## How to complete this task
Filter the records below and copy every line containing the word "için".

## Source data
--- START ---

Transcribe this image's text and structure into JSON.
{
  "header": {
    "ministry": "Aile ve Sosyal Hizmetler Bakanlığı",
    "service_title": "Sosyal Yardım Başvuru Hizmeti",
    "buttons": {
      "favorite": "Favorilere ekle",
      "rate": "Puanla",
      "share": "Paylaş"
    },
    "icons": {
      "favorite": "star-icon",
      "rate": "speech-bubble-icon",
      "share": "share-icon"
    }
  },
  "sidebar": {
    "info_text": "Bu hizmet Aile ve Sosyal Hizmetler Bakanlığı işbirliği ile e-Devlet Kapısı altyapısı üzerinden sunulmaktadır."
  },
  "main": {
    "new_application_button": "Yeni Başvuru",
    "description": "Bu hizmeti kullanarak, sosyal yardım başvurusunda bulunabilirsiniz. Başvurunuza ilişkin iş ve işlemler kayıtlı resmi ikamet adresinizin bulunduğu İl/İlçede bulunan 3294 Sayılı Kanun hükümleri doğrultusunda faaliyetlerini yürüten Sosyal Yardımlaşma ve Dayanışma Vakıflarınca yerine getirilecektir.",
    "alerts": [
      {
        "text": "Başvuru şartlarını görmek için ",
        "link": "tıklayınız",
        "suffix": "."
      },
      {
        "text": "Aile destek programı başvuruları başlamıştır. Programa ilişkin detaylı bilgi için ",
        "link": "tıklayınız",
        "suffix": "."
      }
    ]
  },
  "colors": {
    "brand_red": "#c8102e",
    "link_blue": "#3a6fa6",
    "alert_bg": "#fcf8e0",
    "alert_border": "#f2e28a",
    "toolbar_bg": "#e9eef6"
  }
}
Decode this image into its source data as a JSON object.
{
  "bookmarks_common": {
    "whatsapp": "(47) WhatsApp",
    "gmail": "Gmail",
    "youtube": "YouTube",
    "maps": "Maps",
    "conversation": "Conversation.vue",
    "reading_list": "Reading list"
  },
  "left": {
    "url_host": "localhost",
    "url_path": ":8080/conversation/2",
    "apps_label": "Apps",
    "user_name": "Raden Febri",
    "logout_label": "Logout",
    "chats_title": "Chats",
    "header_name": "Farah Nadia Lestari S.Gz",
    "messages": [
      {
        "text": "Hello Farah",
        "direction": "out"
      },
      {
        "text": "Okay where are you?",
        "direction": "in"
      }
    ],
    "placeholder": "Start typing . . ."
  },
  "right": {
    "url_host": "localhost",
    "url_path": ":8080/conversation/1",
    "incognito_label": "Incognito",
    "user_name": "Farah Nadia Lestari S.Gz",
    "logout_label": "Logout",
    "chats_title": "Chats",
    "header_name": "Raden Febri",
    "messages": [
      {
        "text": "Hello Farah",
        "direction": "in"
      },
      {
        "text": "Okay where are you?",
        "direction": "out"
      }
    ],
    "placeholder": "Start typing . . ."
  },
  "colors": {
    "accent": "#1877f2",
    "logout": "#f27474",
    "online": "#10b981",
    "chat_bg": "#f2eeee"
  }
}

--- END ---

## Solution to this task
        "text": "Başvuru şartlarını görmek için ",
        "text": "Aile destek programı başvuruları başlamıştır. Programa ilişkin detaylı bilgi için ",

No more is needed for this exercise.